→ **INPUT**:

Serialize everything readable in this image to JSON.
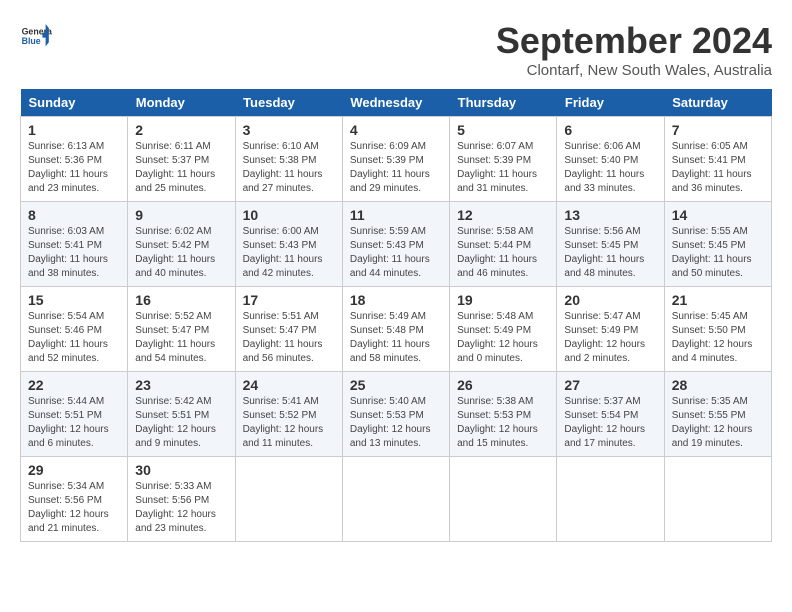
{
  "header": {
    "logo_line1": "General",
    "logo_line2": "Blue",
    "month": "September 2024",
    "location": "Clontarf, New South Wales, Australia"
  },
  "weekdays": [
    "Sunday",
    "Monday",
    "Tuesday",
    "Wednesday",
    "Thursday",
    "Friday",
    "Saturday"
  ],
  "weeks": [
    [
      {
        "day": "1",
        "sunrise": "6:13 AM",
        "sunset": "5:36 PM",
        "daylight": "11 hours and 23 minutes."
      },
      {
        "day": "2",
        "sunrise": "6:11 AM",
        "sunset": "5:37 PM",
        "daylight": "11 hours and 25 minutes."
      },
      {
        "day": "3",
        "sunrise": "6:10 AM",
        "sunset": "5:38 PM",
        "daylight": "11 hours and 27 minutes."
      },
      {
        "day": "4",
        "sunrise": "6:09 AM",
        "sunset": "5:39 PM",
        "daylight": "11 hours and 29 minutes."
      },
      {
        "day": "5",
        "sunrise": "6:07 AM",
        "sunset": "5:39 PM",
        "daylight": "11 hours and 31 minutes."
      },
      {
        "day": "6",
        "sunrise": "6:06 AM",
        "sunset": "5:40 PM",
        "daylight": "11 hours and 33 minutes."
      },
      {
        "day": "7",
        "sunrise": "6:05 AM",
        "sunset": "5:41 PM",
        "daylight": "11 hours and 36 minutes."
      }
    ],
    [
      {
        "day": "8",
        "sunrise": "6:03 AM",
        "sunset": "5:41 PM",
        "daylight": "11 hours and 38 minutes."
      },
      {
        "day": "9",
        "sunrise": "6:02 AM",
        "sunset": "5:42 PM",
        "daylight": "11 hours and 40 minutes."
      },
      {
        "day": "10",
        "sunrise": "6:00 AM",
        "sunset": "5:43 PM",
        "daylight": "11 hours and 42 minutes."
      },
      {
        "day": "11",
        "sunrise": "5:59 AM",
        "sunset": "5:43 PM",
        "daylight": "11 hours and 44 minutes."
      },
      {
        "day": "12",
        "sunrise": "5:58 AM",
        "sunset": "5:44 PM",
        "daylight": "11 hours and 46 minutes."
      },
      {
        "day": "13",
        "sunrise": "5:56 AM",
        "sunset": "5:45 PM",
        "daylight": "11 hours and 48 minutes."
      },
      {
        "day": "14",
        "sunrise": "5:55 AM",
        "sunset": "5:45 PM",
        "daylight": "11 hours and 50 minutes."
      }
    ],
    [
      {
        "day": "15",
        "sunrise": "5:54 AM",
        "sunset": "5:46 PM",
        "daylight": "11 hours and 52 minutes."
      },
      {
        "day": "16",
        "sunrise": "5:52 AM",
        "sunset": "5:47 PM",
        "daylight": "11 hours and 54 minutes."
      },
      {
        "day": "17",
        "sunrise": "5:51 AM",
        "sunset": "5:47 PM",
        "daylight": "11 hours and 56 minutes."
      },
      {
        "day": "18",
        "sunrise": "5:49 AM",
        "sunset": "5:48 PM",
        "daylight": "11 hours and 58 minutes."
      },
      {
        "day": "19",
        "sunrise": "5:48 AM",
        "sunset": "5:49 PM",
        "daylight": "12 hours and 0 minutes."
      },
      {
        "day": "20",
        "sunrise": "5:47 AM",
        "sunset": "5:49 PM",
        "daylight": "12 hours and 2 minutes."
      },
      {
        "day": "21",
        "sunrise": "5:45 AM",
        "sunset": "5:50 PM",
        "daylight": "12 hours and 4 minutes."
      }
    ],
    [
      {
        "day": "22",
        "sunrise": "5:44 AM",
        "sunset": "5:51 PM",
        "daylight": "12 hours and 6 minutes."
      },
      {
        "day": "23",
        "sunrise": "5:42 AM",
        "sunset": "5:51 PM",
        "daylight": "12 hours and 9 minutes."
      },
      {
        "day": "24",
        "sunrise": "5:41 AM",
        "sunset": "5:52 PM",
        "daylight": "12 hours and 11 minutes."
      },
      {
        "day": "25",
        "sunrise": "5:40 AM",
        "sunset": "5:53 PM",
        "daylight": "12 hours and 13 minutes."
      },
      {
        "day": "26",
        "sunrise": "5:38 AM",
        "sunset": "5:53 PM",
        "daylight": "12 hours and 15 minutes."
      },
      {
        "day": "27",
        "sunrise": "5:37 AM",
        "sunset": "5:54 PM",
        "daylight": "12 hours and 17 minutes."
      },
      {
        "day": "28",
        "sunrise": "5:35 AM",
        "sunset": "5:55 PM",
        "daylight": "12 hours and 19 minutes."
      }
    ],
    [
      {
        "day": "29",
        "sunrise": "5:34 AM",
        "sunset": "5:56 PM",
        "daylight": "12 hours and 21 minutes."
      },
      {
        "day": "30",
        "sunrise": "5:33 AM",
        "sunset": "5:56 PM",
        "daylight": "12 hours and 23 minutes."
      },
      null,
      null,
      null,
      null,
      null
    ]
  ]
}
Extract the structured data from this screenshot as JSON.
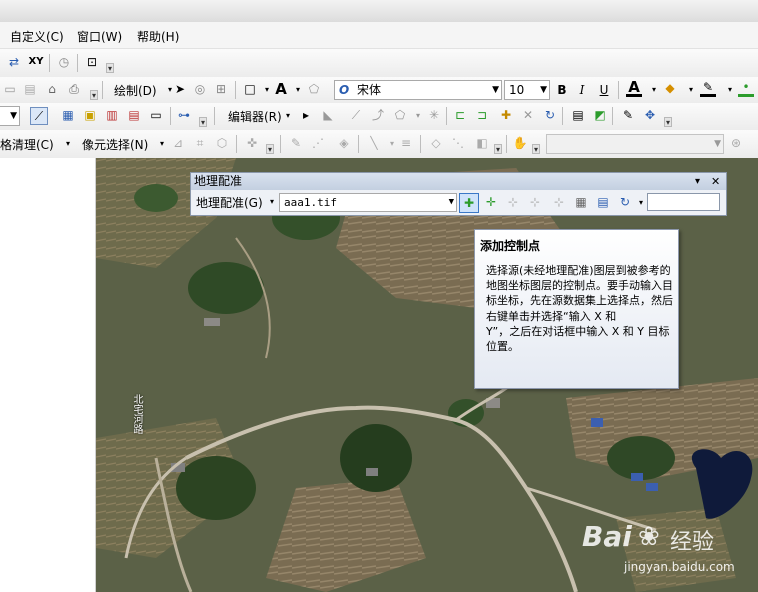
{
  "menubar": {
    "items": [
      "自定义(C)",
      "窗口(W)",
      "帮助(H)"
    ]
  },
  "draw_toolbar": {
    "draw_label": "绘制(D)",
    "font_name": "宋体",
    "font_size": "10",
    "bold": "B",
    "italic": "I",
    "underline": "U",
    "font_color_glyph": "A"
  },
  "editor_toolbar": {
    "editor_label": "编辑器(R)"
  },
  "generalize_toolbar": {
    "grid_clean_label": "格清理(C)",
    "pixel_select_label": "像元选择(N)"
  },
  "georef_panel": {
    "title": "地理配准",
    "menu_label": "地理配准(G)",
    "layer_value": "aaa1.tif",
    "close_glyph": "✕",
    "options_glyph": "▾"
  },
  "tooltip": {
    "title": "添加控制点",
    "body": "选择源(未经地理配准)图层到被参考的地图坐标图层的控制点。要手动输入目标坐标，先在源数据集上选择点，然后右键单击并选择“输入 X 和\nY”，之后在对话框中输入 X 和 Y 目标位置。"
  },
  "map": {
    "road_label": "北宅河路"
  },
  "watermark": {
    "brand_prefix": "Bai",
    "brand_suffix": "经验",
    "url": "jingyan.baidu.com"
  },
  "colors": {
    "accent_blue": "#2a5db0",
    "tooltip_border": "#8d98ad",
    "terrain_green": "#5b6147"
  }
}
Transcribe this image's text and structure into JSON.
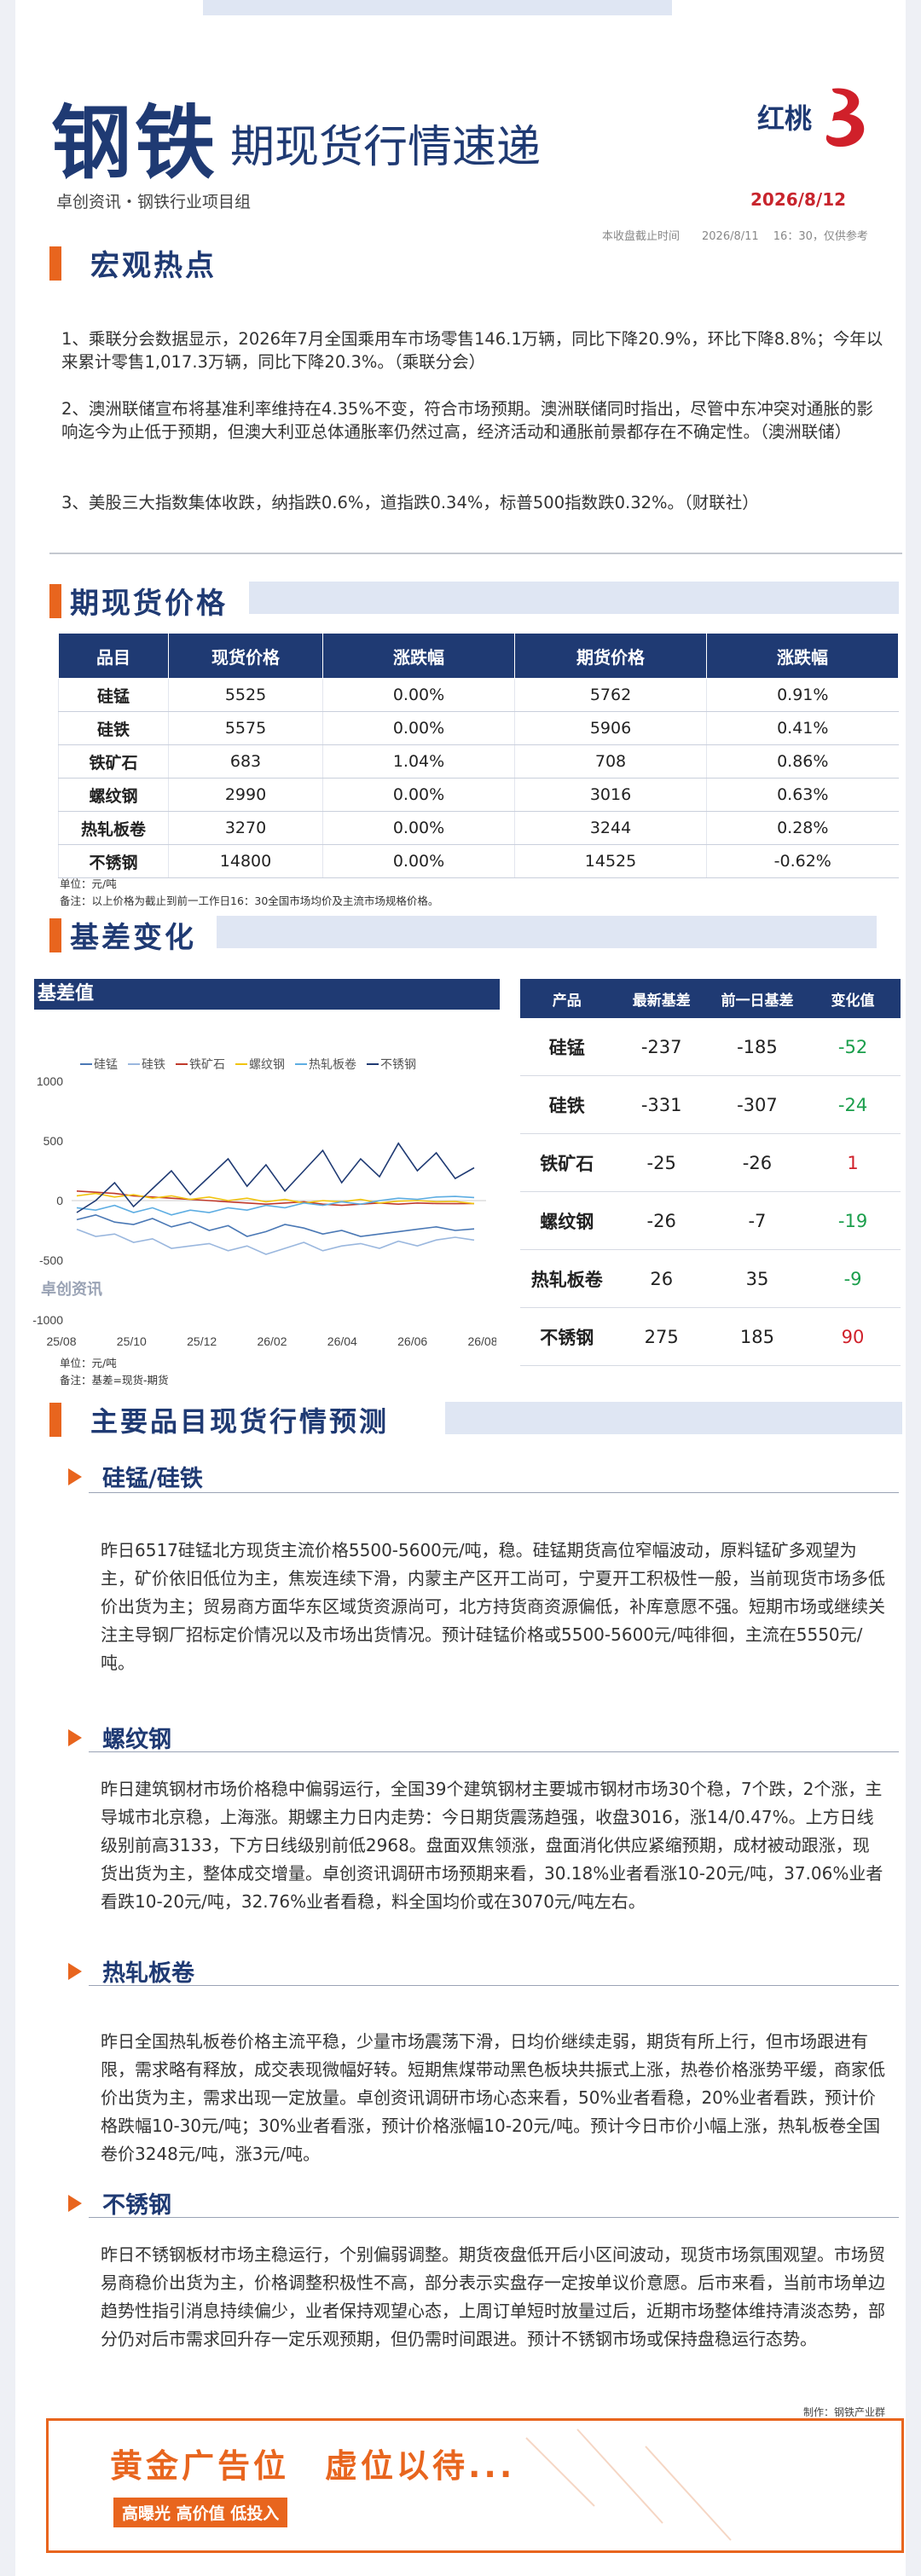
{
  "header": {
    "title_main": "钢铁",
    "title_sub": "期现货行情速递",
    "org": "卓创资讯・钢铁行业项目组",
    "logo_text": "红桃",
    "date": "2026/8/12",
    "time_note": "本收盘截止时间　　2026/8/11　 16：30，仅供参考"
  },
  "macro": {
    "title": "宏观热点",
    "items": [
      "1、乘联分会数据显示，2026年7月全国乘用车市场零售146.1万辆，同比下降20.9%，环比下降8.8%；今年以来累计零售1,017.3万辆，同比下降20.3%。（乘联分会）",
      "2、澳洲联储宣布将基准利率维持在4.35%不变，符合市场预期。澳洲联储同时指出，尽管中东冲突对通胀的影响迄今为止低于预期，但澳大利亚总体通胀率仍然过高，经济活动和通胀前景都存在不确定性。（澳洲联储）",
      "3、美股三大指数集体收跌，纳指跌0.6%，道指跌0.34%，标普500指数跌0.32%。（财联社）"
    ]
  },
  "prices": {
    "title": "期现货价格",
    "headers": [
      "品目",
      "现货价格",
      "涨跌幅",
      "期货价格",
      "涨跌幅"
    ],
    "rows": [
      [
        "硅锰",
        "5525",
        "0.00%",
        "5762",
        "0.91%"
      ],
      [
        "硅铁",
        "5575",
        "0.00%",
        "5906",
        "0.41%"
      ],
      [
        "铁矿石",
        "683",
        "1.04%",
        "708",
        "0.86%"
      ],
      [
        "螺纹钢",
        "2990",
        "0.00%",
        "3016",
        "0.63%"
      ],
      [
        "热轧板卷",
        "3270",
        "0.00%",
        "3244",
        "0.28%"
      ],
      [
        "不锈钢",
        "14800",
        "0.00%",
        "14525",
        "-0.62%"
      ]
    ],
    "unit_note": "单位：元/吨",
    "remark": "备注：以上价格为截止到前一工作日16：30全国市场均价及主流市场规格价格。"
  },
  "basis": {
    "title": "基差变化",
    "chart_title": "基差值",
    "headers": [
      "产品",
      "最新基差",
      "前一日基差",
      "变化值"
    ],
    "rows": [
      [
        "硅锰",
        "-237",
        "-185",
        "-52"
      ],
      [
        "硅铁",
        "-331",
        "-307",
        "-24"
      ],
      [
        "铁矿石",
        "-25",
        "-26",
        "1"
      ],
      [
        "螺纹钢",
        "-26",
        "-7",
        "-19"
      ],
      [
        "热轧板卷",
        "26",
        "35",
        "-9"
      ],
      [
        "不锈钢",
        "275",
        "185",
        "90"
      ]
    ],
    "change_colors": [
      "#1a9e4b",
      "#1a9e4b",
      "#d0202a",
      "#1a9e4b",
      "#1a9e4b",
      "#d0202a"
    ],
    "unit_note": "单位：元/吨",
    "remark": "备注：基差=现货-期货",
    "watermark": "卓创资讯"
  },
  "chart_data": {
    "type": "line",
    "title": "基差值",
    "x_ticks": [
      "25/08",
      "25/10",
      "25/12",
      "26/02",
      "26/04",
      "26/06",
      "26/08"
    ],
    "y_ticks": [
      "1000",
      "500",
      "0",
      "-500",
      "-1000"
    ],
    "ylim": [
      -1000,
      1000
    ],
    "legend_position": "top",
    "series": [
      {
        "name": "硅锰",
        "color": "#4a78b5",
        "values": [
          -160,
          -120,
          -180,
          -200,
          -150,
          -220,
          -180,
          -250,
          -210,
          -300,
          -260,
          -200,
          -230,
          -280,
          -250,
          -300,
          -280,
          -260,
          -240,
          -220,
          -250,
          -237
        ]
      },
      {
        "name": "硅铁",
        "color": "#9ab7de",
        "values": [
          -240,
          -300,
          -280,
          -350,
          -320,
          -400,
          -380,
          -360,
          -420,
          -380,
          -450,
          -400,
          -350,
          -420,
          -380,
          -360,
          -400,
          -340,
          -380,
          -330,
          -307,
          -331
        ]
      },
      {
        "name": "铁矿石",
        "color": "#c0392b",
        "values": [
          80,
          70,
          60,
          40,
          30,
          20,
          10,
          0,
          -10,
          -20,
          -30,
          -20,
          -10,
          -30,
          -40,
          -30,
          -20,
          -30,
          -20,
          -25,
          -26,
          -25
        ]
      },
      {
        "name": "螺纹钢",
        "color": "#f1c40f",
        "values": [
          40,
          60,
          30,
          50,
          20,
          40,
          10,
          30,
          0,
          20,
          -10,
          10,
          -20,
          0,
          -10,
          10,
          -20,
          -5,
          0,
          -10,
          -7,
          -26
        ]
      },
      {
        "name": "热轧板卷",
        "color": "#5dade2",
        "values": [
          -60,
          -80,
          -40,
          -100,
          -60,
          -120,
          -80,
          -100,
          -60,
          -80,
          -40,
          -60,
          -20,
          -40,
          -10,
          -30,
          0,
          20,
          10,
          30,
          35,
          26
        ]
      },
      {
        "name": "不锈钢",
        "color": "#1f3a73",
        "values": [
          -100,
          0,
          150,
          -50,
          100,
          250,
          50,
          200,
          350,
          120,
          300,
          80,
          250,
          420,
          150,
          350,
          200,
          480,
          250,
          400,
          185,
          275
        ]
      }
    ]
  },
  "forecast": {
    "title": "主要品目现货行情预测",
    "sections": [
      {
        "title": "硅锰/硅铁",
        "text": "昨日6517硅锰北方现货主流价格5500-5600元/吨，稳。硅锰期货高位窄幅波动，原料锰矿多观望为主，矿价依旧低位为主，焦炭连续下滑，内蒙主产区开工尚可，宁夏开工积极性一般，当前现货市场多低价出货为主；贸易商方面华东区域货资源尚可，北方持货商资源偏低，补库意愿不强。短期市场或继续关注主导钢厂招标定价情况以及市场出货情况。预计硅锰价格或5500-5600元/吨徘徊，主流在5550元/吨。"
      },
      {
        "title": "螺纹钢",
        "text": "昨日建筑钢材市场价格稳中偏弱运行，全国39个建筑钢材主要城市钢材市场30个稳，7个跌，2个涨，主导城市北京稳，上海涨。期螺主力日内走势：今日期货震荡趋强，收盘3016，涨14/0.47%。上方日线级别前高3133，下方日线级别前低2968。盘面双焦领涨，盘面消化供应紧缩预期，成材被动跟涨，现货出货为主，整体成交增量。卓创资讯调研市场预期来看，30.18%业者看涨10-20元/吨，37.06%业者看跌10-20元/吨，32.76%业者看稳，料全国均价或在3070元/吨左右。"
      },
      {
        "title": "热轧板卷",
        "text": "昨日全国热轧板卷价格主流平稳，少量市场震荡下滑，日均价继续走弱，期货有所上行，但市场跟进有限，需求略有释放，成交表现微幅好转。短期焦煤带动黑色板块共振式上涨，热卷价格涨势平缓，商家低价出货为主，需求出现一定放量。卓创资讯调研市场心态来看，50%业者看稳，20%业者看跌，预计价格跌幅10-30元/吨；30%业者看涨，预计价格涨幅10-20元/吨。预计今日市价小幅上涨，热轧板卷全国卷价3248元/吨，涨3元/吨。"
      },
      {
        "title": "不锈钢",
        "text": "昨日不锈钢板材市场主稳运行，个别偏弱调整。期货夜盘低开后小区间波动，现货市场氛围观望。市场贸易商稳价出货为主，价格调整积极性不高，部分表示实盘存一定按单议价意愿。后市来看，当前市场单边趋势性指引消息持续偏少，业者保持观望心态，上周订单短时放量过后，近期市场整体维持清淡态势，部分仍对后市需求回升存一定乐观预期，但仍需时间跟进。预计不锈钢市场或保持盘稳运行态势。"
      }
    ],
    "maker": "制作：钢铁产业群"
  },
  "ad": {
    "title": "黄金广告位　虚位以待...",
    "badge": "高曝光 高价值 低投入"
  }
}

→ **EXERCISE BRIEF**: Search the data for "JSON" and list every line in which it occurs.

→ **RESPONSE AREA**:
Serialize everything readable in this image to JSON.
Extract the structured data from this screenshot as JSON.
Transcribe this image's text and structure into JSON.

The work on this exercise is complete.